    I have some of the same questions you have asked. I have only been an RN for a year. This is a second career for me, but I am very interested in Cath Lab, after I have more experience. I currently work on a 34-bed telemetry unit, that functions as a step-down. I read the post by st4304 and I don't know what RT stands for. ST4304 could you explain. I watched a couple of cath's during my orientation and they had two RN's and another person. I think the other person was a tech, he prepared the person, scrubbed with betadyne, etc., and the two nurses took turns between administering the drugs, repositioning the patient and the other one wrote the report. They seemed to love it. I am interested in doing this. ST4304, why are you bored? Is it too much repetition? The hospital I work at, doesn't have open heart surgery, so anyone who has two or three vessel occlusion goes to Boston. we are only 8 miles from Boston, and Beth Isreal, NEMEC, Brigham and Mass General all have open heart. South Shore is trying but they did not get awarded one of the three grants given in the state last year. Thanks, for any response.
  6. by   heartsmartnurse
    I have worked in a cath lab for 2 1/2years. I was recently promoted to the position of Supervisor. I transferred to the cath lab after working in CCU for 11 years and I must say that I LOVE it!!! The hours are great, call isn't bad, and everyone is like a family, Cardiologists included. Sure it does sometimes get monotonous and we do have our share of fights and arguments (just like I said, a little family) But it all works out. I think you will really enjoy it and there are always new and exciting things in the world of Cardiac Nursing. Good Luck....
  7. by   mcline

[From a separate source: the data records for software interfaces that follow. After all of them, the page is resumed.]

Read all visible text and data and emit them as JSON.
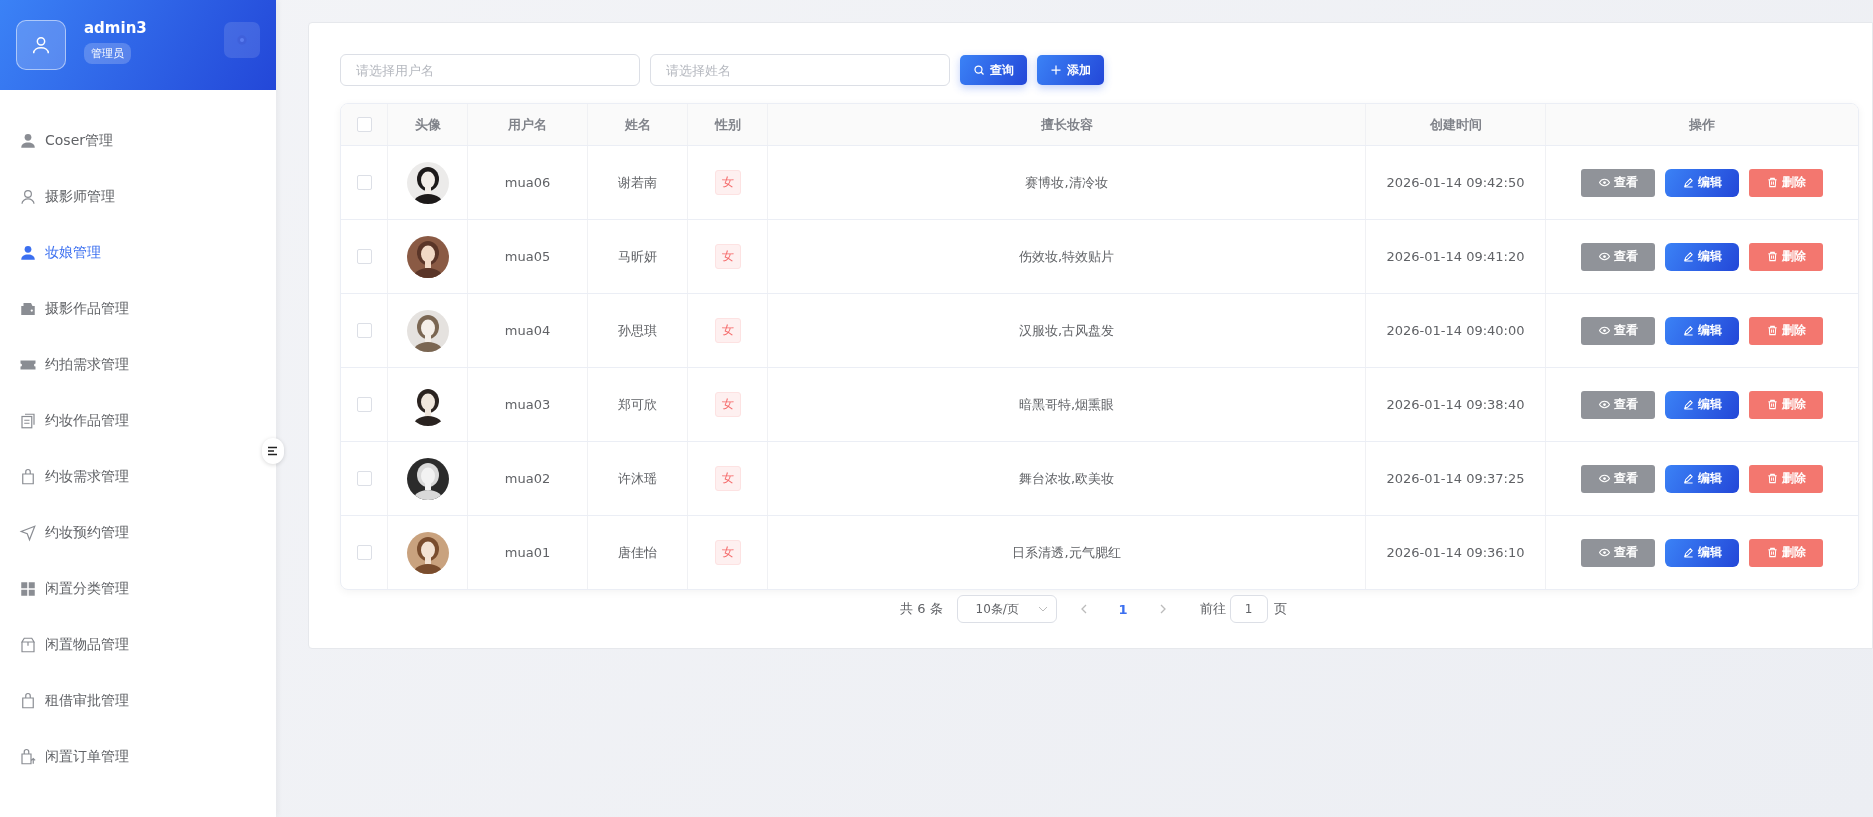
{
  "user": {
    "name": "admin3",
    "role": "管理员"
  },
  "sidebar": {
    "items": [
      {
        "label": "Coser管理",
        "selected": false
      },
      {
        "label": "摄影师管理",
        "selected": false
      },
      {
        "label": "妆娘管理",
        "selected": true
      },
      {
        "label": "摄影作品管理",
        "selected": false
      },
      {
        "label": "约拍需求管理",
        "selected": false
      },
      {
        "label": "约妆作品管理",
        "selected": false
      },
      {
        "label": "约妆需求管理",
        "selected": false
      },
      {
        "label": "约妆预约管理",
        "selected": false
      },
      {
        "label": "闲置分类管理",
        "selected": false
      },
      {
        "label": "闲置物品管理",
        "selected": false
      },
      {
        "label": "租借审批管理",
        "selected": false
      },
      {
        "label": "闲置订单管理",
        "selected": false
      }
    ]
  },
  "search": {
    "username_placeholder": "请选择用户名",
    "name_placeholder": "请选择姓名",
    "query_button": "查询",
    "add_button": "添加"
  },
  "table": {
    "select_all_checked": false,
    "columns": [
      "头像",
      "用户名",
      "姓名",
      "性别",
      "擅长妆容",
      "创建时间",
      "操作"
    ],
    "rows": [
      {
        "checked": false,
        "username": "mua06",
        "name": "谢若南",
        "gender": "女",
        "specialty": "赛博妆,清冷妆",
        "created": "2026-01-14 09:42:50",
        "actions": [
          "查看",
          "编辑",
          "删除"
        ]
      },
      {
        "checked": false,
        "username": "mua05",
        "name": "马昕妍",
        "gender": "女",
        "specialty": "伤效妆,特效贴片",
        "created": "2026-01-14 09:41:20",
        "actions": [
          "查看",
          "编辑",
          "删除"
        ]
      },
      {
        "checked": false,
        "username": "mua04",
        "name": "孙思琪",
        "gender": "女",
        "specialty": "汉服妆,古风盘发",
        "created": "2026-01-14 09:40:00",
        "actions": [
          "查看",
          "编辑",
          "删除"
        ]
      },
      {
        "checked": false,
        "username": "mua03",
        "name": "郑可欣",
        "gender": "女",
        "specialty": "暗黑哥特,烟熏眼",
        "created": "2026-01-14 09:38:40",
        "actions": [
          "查看",
          "编辑",
          "删除"
        ]
      },
      {
        "checked": false,
        "username": "mua02",
        "name": "许沐瑶",
        "gender": "女",
        "specialty": "舞台浓妆,欧美妆",
        "created": "2026-01-14 09:37:25",
        "actions": [
          "查看",
          "编辑",
          "删除"
        ]
      },
      {
        "checked": false,
        "username": "mua01",
        "name": "唐佳怡",
        "gender": "女",
        "specialty": "日系清透,元气腮红",
        "created": "2026-01-14 09:36:10",
        "actions": [
          "查看",
          "编辑",
          "删除"
        ]
      }
    ]
  },
  "pagination": {
    "total": "共 6 条",
    "page_size": "10条/页",
    "pages": [
      {
        "label": "1",
        "selected": true
      }
    ],
    "goto_label": "前往",
    "goto_value": "1",
    "page_suffix": "页"
  }
}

    I have worked in the cath lab for 1 1/2 years. Came from the ICU. For the first 3 months I was pretty overwhelmed with all the equipment, different type of nursing, etc. But I love it now. I would NOT be quick to recommend it to anyone without a critical care background (but everyone can learn!). About the time it starts to feel a little routine you get an emergent in and the adrenalin kicks in!!!! I love the teamwork atmosphere. We have CVT's, resp therapist, rad. Tech, and RN's in our cath lab. Good Luck!